Mids Hope Losing Skid Ends In South Bend
By Joe Platania
What do George Welsh, George Chaump, Charlie Weatherbie and Paul Johnson all have in common? They are four of the nine Navy head coaches that have lost to Notre Dame over the last four decades.
But Navy doesn't hold a monopoly on coaching turnover because the Irish have gone through seven coaches over the same span. Two of them, Ara Parseghian and Lou Holtz, have won national championships. However, forgettable mentors such as Gerry Faust, Dan Devine and Bob Davie have also managed to keep the streak going against the Midshipmen.
Senior running back Reggie Campbell had 188 all-purpose yards last year against Notre Dame.
Following a disappointing loss to the Delaware Fightin' Blue Hens, the Midshipmen will try to notch a rare win against the Irish this Saturday in South Bend. Notre Dame's overall lead in the series is 70-9-1.
Not only have 16 different head coaches patrolled the sidelines for both teams, but the game has been played in nine different stadiums as well, including Memorial Stadium, FedEx Field, Notre Dame Stadium and Giants Stadium.
A few surprising numbers:
- As far as overall bowl records are concerned, Navy's record is better. The Midshipmen are 6-6-1 lifetime in bowls as opposed to 13-15 for the Irish.
- Notre Dame has lost in its last nine bowl appearances, while Navy has been victorious in three of its last five postseason games.
- The Irish did not play in bowls after the 2001 and 2003 seasons, but the Middies have hit the field for holiday season games after each of the last four campaigns.
- Even though Navy's schedule is only the 111th toughest out of 119 Division I-A teams and the Irish play the 12th-toughest itinerary, the Mids -- with four wins so far this season to the Irish's one -- are sure to build on their 27-25 overall win advantage over Notre Dame the past three years.
As usual, if Navy is to make a game of it against Notre Dame, it will have to rely on a run-oriented, triple-option attack. In fact, Navy has led the nation in rushing offense four times since 1998.

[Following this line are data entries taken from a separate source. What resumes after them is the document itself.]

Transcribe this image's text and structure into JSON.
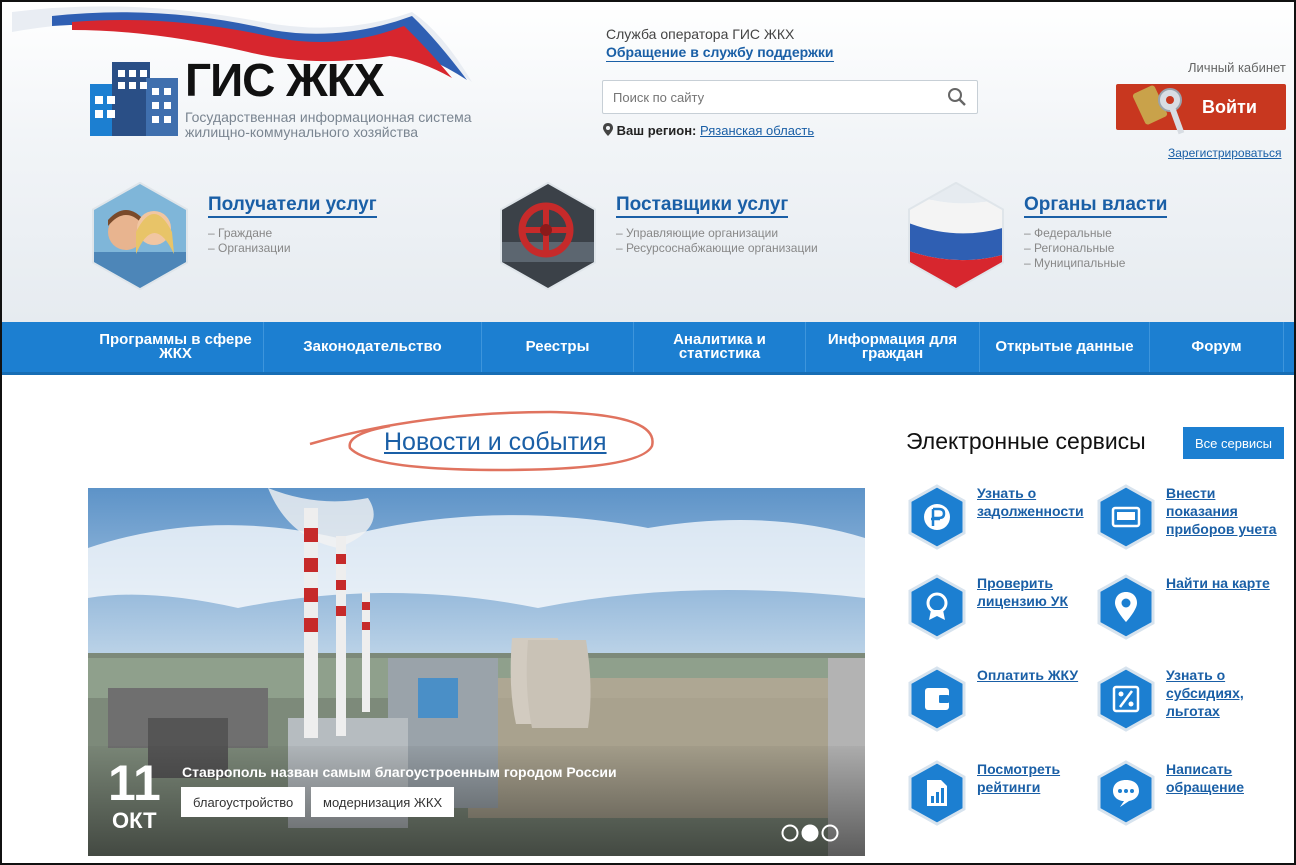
{
  "header": {
    "logo_title": "ГИС ЖКХ",
    "logo_subtitle": "Государственная информационная система жилищно-коммунального хозяйства",
    "operator_text": "Служба оператора ГИС ЖКХ",
    "support_link": "Обращение в службу поддержки",
    "search_placeholder": "Поиск по сайту",
    "region_label": "Ваш регион:",
    "region_value": "Рязанская область",
    "cabinet_label": "Личный кабинет",
    "login_label": "Войти",
    "register_link": "Зарегистрироваться"
  },
  "categories": [
    {
      "title": "Получатели услуг",
      "items": [
        "– Граждане",
        "– Организации"
      ]
    },
    {
      "title": "Поставщики услуг",
      "items": [
        "– Управляющие организации",
        "– Ресурсоснабжающие организации"
      ]
    },
    {
      "title": "Органы власти",
      "items": [
        "– Федеральные",
        "– Региональные",
        "– Муниципальные"
      ]
    }
  ],
  "nav": [
    "Программы в сфере ЖКХ",
    "Законодательство",
    "Реестры",
    "Аналитика и статистика",
    "Информация для граждан",
    "Открытые данные",
    "Форум"
  ],
  "news": {
    "section_title": "Новости и события",
    "day": "11",
    "month": "окт",
    "headline": "Ставрополь назван самым благоустроенным городом России",
    "tags": [
      "благоустройство",
      "модернизация ЖКХ"
    ],
    "slides": 3,
    "active_slide": 2
  },
  "services": {
    "title": "Электронные сервисы",
    "all_button": "Все сервисы",
    "items": [
      {
        "label": "Узнать о задолженности",
        "icon": "ruble-icon"
      },
      {
        "label": "Внести показания приборов учета",
        "icon": "meter-icon"
      },
      {
        "label": "Проверить лицензию УК",
        "icon": "license-badge-icon"
      },
      {
        "label": "Найти на карте",
        "icon": "map-pin-icon"
      },
      {
        "label": "Оплатить ЖКУ",
        "icon": "wallet-icon"
      },
      {
        "label": "Узнать о субсидиях, льготах",
        "icon": "percent-icon"
      },
      {
        "label": "Посмотреть рейтинги",
        "icon": "rating-chart-icon"
      },
      {
        "label": "Написать обращение",
        "icon": "chat-bubble-icon"
      }
    ]
  },
  "colors": {
    "brand_blue": "#1c7fd1",
    "link_blue": "#1a5fa6",
    "login_red": "#c8371f"
  }
}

That might be enough against this year's offensively challenged Irish team. In fact, Notre Dame has led the NCAA only three times in total offense and none since 1949.
Much is made of the many close games Navy and Notre Dame have played since the last time the Middies won in 1963. But the first game in what has been a 43-year losing streak -- the longest for one opponent over another in NCAA history -- came in Philadelphia, site of many great Army-Navy battles, and it wasn't even close.

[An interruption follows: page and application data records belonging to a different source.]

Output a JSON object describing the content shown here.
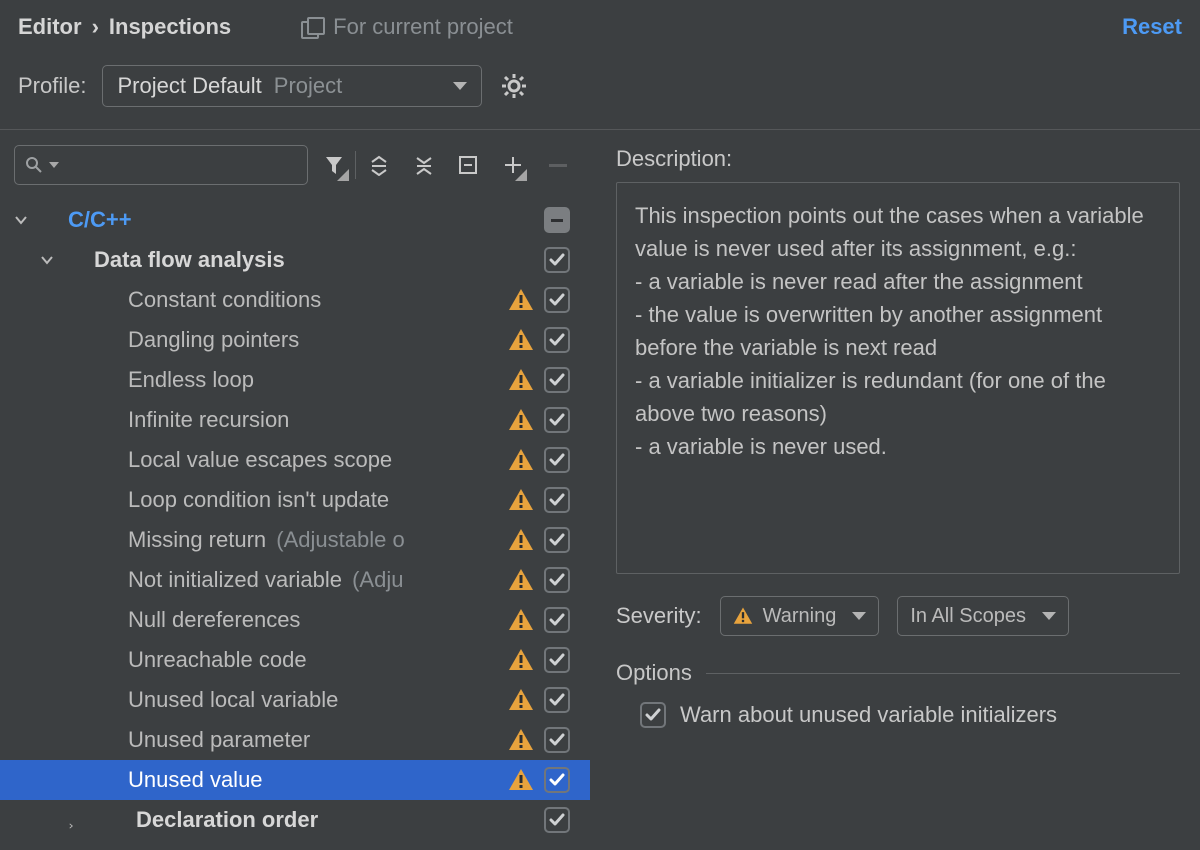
{
  "breadcrumb": {
    "editor": "Editor",
    "sep": "›",
    "inspections": "Inspections"
  },
  "scope_text": "For current project",
  "reset": "Reset",
  "profile": {
    "label": "Profile:",
    "name": "Project Default",
    "badge": "Project"
  },
  "tree": {
    "category": "C/C++",
    "group": "Data flow analysis",
    "items": [
      {
        "label": "Constant conditions"
      },
      {
        "label": "Dangling pointers"
      },
      {
        "label": "Endless loop"
      },
      {
        "label": "Infinite recursion"
      },
      {
        "label": "Local value escapes scope"
      },
      {
        "label": "Loop condition isn't updated",
        "truncated": "Loop condition isn't update"
      },
      {
        "label": "Missing return",
        "hint": "(Adjustable o",
        "hint_full": "(Adjustable …)"
      },
      {
        "label": "Not initialized variable",
        "hint": "(Adju"
      },
      {
        "label": "Null dereferences"
      },
      {
        "label": "Unreachable code"
      },
      {
        "label": "Unused local variable"
      },
      {
        "label": "Unused parameter"
      },
      {
        "label": "Unused value",
        "selected": true
      }
    ],
    "sibling_group": "Declaration order"
  },
  "description_label": "Description:",
  "description": "This inspection points out the cases when a variable value is never used after its assignment, e.g.:\n - a variable is never read after the assignment\n - the value is overwritten by another assignment before the variable is next read\n - a variable initializer is redundant (for one of the above two reasons)\n - a variable is never used.",
  "severity": {
    "label": "Severity:",
    "value": "Warning",
    "scope": "In All Scopes"
  },
  "options": {
    "header": "Options",
    "warn_unused_init": "Warn about unused variable initializers"
  }
}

Irish quarterback John Huarte -- who hurt his throwing shoulder toward the end of spring practice -- had a dominating season, setting several records that still stand in the school's record book, including highest passer rating (155.1) and yards per completion (18).
Against the Middies, the Irish took a 40-0 win at the since-demolished JFK Stadium, part of a season in which Huarte became the only returning non-letter winner to win the Heisman Trophy.
In 1995, Pennsylvania-bred quarterback Ron Powlus, touted to win two Heisman Trophies by noted ABC-TV commentator Beano Cook, led the Irish.
But Navy's Fernando Harris knocked Powlus out with a fractured humerus. Notre Dame's team doctor said he hadn't seen an injury like that in over two decades of practicing medicine.
However, the injury fired up the Irish to overcome Ben Fay's 18-for-31 passing performance as well as a 17-14 Navy lead. Three unanswered scores later, the Irish had a 35-17 win.
Weatherbie took note of the seven accepted penalties on his team, pointing out that his team was the least-penalized in the country that year.
Issue 2.44: November 1, 2007